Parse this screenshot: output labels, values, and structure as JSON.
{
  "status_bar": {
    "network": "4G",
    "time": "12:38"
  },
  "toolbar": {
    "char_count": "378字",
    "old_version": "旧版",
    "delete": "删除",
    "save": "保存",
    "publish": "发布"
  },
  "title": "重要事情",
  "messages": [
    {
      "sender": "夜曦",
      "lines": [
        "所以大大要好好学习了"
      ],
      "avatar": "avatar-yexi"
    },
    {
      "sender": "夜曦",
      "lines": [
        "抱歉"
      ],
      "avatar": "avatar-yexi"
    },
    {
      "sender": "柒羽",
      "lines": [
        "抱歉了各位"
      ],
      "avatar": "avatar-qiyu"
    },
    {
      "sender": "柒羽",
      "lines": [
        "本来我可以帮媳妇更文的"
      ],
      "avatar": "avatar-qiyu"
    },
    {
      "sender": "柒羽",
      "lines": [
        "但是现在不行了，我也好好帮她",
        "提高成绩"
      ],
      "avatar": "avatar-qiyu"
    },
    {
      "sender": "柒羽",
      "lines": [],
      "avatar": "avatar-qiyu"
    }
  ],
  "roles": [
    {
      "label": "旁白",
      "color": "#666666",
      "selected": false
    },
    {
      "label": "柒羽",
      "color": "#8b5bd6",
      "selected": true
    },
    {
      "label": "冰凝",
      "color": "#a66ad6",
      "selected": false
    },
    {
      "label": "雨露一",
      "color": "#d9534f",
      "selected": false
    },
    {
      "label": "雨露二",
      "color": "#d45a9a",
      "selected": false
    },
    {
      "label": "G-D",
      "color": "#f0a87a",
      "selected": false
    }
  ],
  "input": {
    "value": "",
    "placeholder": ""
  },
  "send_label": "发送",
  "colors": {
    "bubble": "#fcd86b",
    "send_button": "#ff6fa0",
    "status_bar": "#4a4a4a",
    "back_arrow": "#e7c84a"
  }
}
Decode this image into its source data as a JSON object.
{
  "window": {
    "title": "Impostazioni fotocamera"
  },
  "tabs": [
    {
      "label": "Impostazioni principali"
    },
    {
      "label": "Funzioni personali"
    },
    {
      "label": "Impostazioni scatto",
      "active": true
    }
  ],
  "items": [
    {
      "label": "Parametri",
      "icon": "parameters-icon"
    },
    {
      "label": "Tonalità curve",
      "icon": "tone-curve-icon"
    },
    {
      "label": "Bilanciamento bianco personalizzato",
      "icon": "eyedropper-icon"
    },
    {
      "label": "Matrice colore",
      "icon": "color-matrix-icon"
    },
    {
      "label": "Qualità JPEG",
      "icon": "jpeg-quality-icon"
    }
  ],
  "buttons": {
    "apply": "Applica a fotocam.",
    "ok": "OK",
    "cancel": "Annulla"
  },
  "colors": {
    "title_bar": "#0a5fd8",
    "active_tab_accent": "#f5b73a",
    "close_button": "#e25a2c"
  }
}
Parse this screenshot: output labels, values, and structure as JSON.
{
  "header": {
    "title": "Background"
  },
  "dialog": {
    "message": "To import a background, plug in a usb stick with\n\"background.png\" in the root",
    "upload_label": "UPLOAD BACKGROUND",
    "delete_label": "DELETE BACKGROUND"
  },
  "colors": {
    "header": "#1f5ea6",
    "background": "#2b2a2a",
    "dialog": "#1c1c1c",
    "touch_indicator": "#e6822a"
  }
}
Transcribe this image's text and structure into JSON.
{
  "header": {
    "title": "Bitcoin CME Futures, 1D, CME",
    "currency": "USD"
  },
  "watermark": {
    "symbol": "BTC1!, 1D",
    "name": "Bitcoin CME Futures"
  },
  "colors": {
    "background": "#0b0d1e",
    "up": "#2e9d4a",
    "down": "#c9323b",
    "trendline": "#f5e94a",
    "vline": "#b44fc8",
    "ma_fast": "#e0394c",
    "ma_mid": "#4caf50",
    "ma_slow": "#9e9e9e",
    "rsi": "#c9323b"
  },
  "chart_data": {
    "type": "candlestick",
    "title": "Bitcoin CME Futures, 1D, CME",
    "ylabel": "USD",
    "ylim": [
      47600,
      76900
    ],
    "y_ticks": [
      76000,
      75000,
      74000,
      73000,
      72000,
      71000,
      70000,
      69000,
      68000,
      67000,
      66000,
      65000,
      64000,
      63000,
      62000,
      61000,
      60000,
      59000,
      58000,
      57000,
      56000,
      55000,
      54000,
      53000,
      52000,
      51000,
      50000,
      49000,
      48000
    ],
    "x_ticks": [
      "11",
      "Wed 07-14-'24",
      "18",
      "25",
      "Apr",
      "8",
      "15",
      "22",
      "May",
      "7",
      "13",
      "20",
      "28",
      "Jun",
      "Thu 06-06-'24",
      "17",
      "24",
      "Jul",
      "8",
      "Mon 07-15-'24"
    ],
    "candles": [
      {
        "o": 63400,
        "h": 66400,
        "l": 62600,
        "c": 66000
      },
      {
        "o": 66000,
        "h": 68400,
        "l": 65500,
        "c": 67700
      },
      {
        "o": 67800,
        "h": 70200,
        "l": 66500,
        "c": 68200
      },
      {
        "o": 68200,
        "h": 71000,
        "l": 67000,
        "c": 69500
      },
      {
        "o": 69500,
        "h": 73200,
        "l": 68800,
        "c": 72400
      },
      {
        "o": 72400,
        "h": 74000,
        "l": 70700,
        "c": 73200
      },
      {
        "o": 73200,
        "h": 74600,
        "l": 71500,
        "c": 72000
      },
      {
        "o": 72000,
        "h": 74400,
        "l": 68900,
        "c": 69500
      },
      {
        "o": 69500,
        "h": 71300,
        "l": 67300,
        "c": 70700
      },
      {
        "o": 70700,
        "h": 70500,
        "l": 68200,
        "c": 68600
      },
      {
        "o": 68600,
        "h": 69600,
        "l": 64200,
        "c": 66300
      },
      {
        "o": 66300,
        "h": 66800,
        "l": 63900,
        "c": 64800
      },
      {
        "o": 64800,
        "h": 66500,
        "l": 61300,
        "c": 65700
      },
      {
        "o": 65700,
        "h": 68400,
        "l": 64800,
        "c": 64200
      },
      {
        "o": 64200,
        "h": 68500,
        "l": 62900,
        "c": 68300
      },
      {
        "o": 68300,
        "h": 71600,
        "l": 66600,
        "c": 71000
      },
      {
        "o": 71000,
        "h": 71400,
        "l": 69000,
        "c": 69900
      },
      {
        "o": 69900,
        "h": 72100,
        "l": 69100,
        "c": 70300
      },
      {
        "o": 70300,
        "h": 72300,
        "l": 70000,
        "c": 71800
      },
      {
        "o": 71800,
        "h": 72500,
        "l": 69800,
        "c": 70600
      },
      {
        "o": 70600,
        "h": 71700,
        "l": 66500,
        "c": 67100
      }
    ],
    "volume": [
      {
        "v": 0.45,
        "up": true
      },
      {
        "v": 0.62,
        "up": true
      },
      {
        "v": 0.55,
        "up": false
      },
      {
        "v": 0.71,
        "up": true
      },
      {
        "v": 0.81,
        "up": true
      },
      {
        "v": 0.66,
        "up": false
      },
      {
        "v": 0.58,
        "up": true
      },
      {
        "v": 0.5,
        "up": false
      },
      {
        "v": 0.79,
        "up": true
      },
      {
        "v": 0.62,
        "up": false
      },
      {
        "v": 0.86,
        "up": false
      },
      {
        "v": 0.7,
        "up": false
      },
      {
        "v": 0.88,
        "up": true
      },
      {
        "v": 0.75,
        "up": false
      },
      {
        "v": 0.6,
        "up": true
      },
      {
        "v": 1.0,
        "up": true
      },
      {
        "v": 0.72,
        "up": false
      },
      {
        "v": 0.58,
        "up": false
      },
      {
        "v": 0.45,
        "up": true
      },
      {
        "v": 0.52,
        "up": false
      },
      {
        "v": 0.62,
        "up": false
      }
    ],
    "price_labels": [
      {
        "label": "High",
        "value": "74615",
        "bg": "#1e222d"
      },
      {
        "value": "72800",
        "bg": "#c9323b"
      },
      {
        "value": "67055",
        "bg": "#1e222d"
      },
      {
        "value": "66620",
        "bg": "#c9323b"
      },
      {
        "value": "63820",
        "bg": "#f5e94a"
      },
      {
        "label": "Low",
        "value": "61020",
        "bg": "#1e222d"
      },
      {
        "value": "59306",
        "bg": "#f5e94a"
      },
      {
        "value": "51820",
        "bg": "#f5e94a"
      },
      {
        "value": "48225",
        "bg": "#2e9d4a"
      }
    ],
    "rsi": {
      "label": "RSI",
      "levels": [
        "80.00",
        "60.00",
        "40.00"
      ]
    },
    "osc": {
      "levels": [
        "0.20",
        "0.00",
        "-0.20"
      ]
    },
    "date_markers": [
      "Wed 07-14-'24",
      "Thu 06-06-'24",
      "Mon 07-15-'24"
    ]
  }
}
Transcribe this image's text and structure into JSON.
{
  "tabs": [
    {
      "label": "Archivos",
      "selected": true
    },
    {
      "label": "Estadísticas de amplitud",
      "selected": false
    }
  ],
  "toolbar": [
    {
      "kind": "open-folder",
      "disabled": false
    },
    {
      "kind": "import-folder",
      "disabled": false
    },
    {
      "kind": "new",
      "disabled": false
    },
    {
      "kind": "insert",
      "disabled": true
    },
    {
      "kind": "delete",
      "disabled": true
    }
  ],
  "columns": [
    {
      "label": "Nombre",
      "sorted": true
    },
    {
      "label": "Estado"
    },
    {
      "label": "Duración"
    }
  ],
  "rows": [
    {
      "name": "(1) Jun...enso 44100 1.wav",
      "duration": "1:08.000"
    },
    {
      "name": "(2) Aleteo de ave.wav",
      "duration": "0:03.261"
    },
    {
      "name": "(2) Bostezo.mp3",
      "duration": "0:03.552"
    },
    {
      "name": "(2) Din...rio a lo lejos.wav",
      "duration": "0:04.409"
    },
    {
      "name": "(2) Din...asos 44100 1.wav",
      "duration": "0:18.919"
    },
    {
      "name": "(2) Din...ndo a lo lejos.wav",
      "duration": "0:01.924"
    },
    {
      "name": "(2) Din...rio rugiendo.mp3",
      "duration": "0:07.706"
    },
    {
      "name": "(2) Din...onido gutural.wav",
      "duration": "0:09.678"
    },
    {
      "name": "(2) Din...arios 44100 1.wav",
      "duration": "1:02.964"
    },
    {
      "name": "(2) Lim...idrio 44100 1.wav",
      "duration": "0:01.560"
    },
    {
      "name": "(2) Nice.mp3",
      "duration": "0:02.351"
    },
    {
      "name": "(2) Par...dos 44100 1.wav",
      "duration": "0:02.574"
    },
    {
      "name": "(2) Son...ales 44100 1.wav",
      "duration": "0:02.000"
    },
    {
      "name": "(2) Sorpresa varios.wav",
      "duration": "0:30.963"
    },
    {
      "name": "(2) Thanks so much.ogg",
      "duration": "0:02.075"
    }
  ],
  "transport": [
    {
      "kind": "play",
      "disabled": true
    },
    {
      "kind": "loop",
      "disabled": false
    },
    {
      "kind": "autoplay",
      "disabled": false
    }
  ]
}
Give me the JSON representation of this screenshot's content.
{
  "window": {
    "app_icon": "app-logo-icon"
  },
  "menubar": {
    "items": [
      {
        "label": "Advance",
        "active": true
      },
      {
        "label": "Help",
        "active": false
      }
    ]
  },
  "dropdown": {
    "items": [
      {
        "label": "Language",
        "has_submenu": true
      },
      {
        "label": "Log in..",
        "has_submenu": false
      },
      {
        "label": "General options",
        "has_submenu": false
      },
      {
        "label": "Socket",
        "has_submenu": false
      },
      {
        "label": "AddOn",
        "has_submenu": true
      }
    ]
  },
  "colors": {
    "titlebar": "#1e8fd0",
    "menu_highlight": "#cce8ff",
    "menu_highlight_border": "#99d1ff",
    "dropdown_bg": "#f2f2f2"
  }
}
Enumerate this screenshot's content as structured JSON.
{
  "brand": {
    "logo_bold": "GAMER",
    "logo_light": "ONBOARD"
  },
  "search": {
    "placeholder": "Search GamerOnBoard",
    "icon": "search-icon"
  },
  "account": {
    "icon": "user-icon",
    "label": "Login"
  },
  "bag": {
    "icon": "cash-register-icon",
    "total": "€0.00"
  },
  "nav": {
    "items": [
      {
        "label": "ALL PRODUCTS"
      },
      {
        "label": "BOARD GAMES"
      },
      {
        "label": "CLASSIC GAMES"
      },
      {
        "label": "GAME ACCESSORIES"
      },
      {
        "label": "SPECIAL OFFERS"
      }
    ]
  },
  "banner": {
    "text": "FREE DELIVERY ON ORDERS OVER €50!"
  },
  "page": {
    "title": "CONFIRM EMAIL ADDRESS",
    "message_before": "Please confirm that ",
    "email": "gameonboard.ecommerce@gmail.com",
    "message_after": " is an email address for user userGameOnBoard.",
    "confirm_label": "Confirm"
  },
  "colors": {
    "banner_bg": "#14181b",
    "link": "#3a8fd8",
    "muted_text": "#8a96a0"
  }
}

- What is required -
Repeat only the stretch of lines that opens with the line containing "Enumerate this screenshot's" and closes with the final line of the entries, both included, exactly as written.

- Your solution -
Enumerate this screenshot's content as structured JSON.
{
  "brand": {
    "logo_bold": "GAMER",
    "logo_light": "ONBOARD"
  },
  "search": {
    "placeholder": "Search GamerOnBoard",
    "icon": "search-icon"
  },
  "account": {
    "icon": "user-icon",
    "label": "Login"
  },
  "bag": {
    "icon": "cash-register-icon",
    "total": "€0.00"
  },
  "nav": {
    "items": [
      {
        "label": "ALL PRODUCTS"
      },
      {
        "label": "BOARD GAMES"
      },
      {
        "label": "CLASSIC GAMES"
      },
      {
        "label": "GAME ACCESSORIES"
      },
      {
        "label": "SPECIAL OFFERS"
      }
    ]
  },
  "banner": {
    "text": "FREE DELIVERY ON ORDERS OVER €50!"
  },
  "page": {
    "title": "CONFIRM EMAIL ADDRESS",
    "message_before": "Please confirm that ",
    "email": "gameonboard.ecommerce@gmail.com",
    "message_after": " is an email address for user userGameOnBoard.",
    "confirm_label": "Confirm"
  },
  "colors": {
    "banner_bg": "#14181b",
    "link": "#3a8fd8",
    "muted_text": "#8a96a0"
  }
}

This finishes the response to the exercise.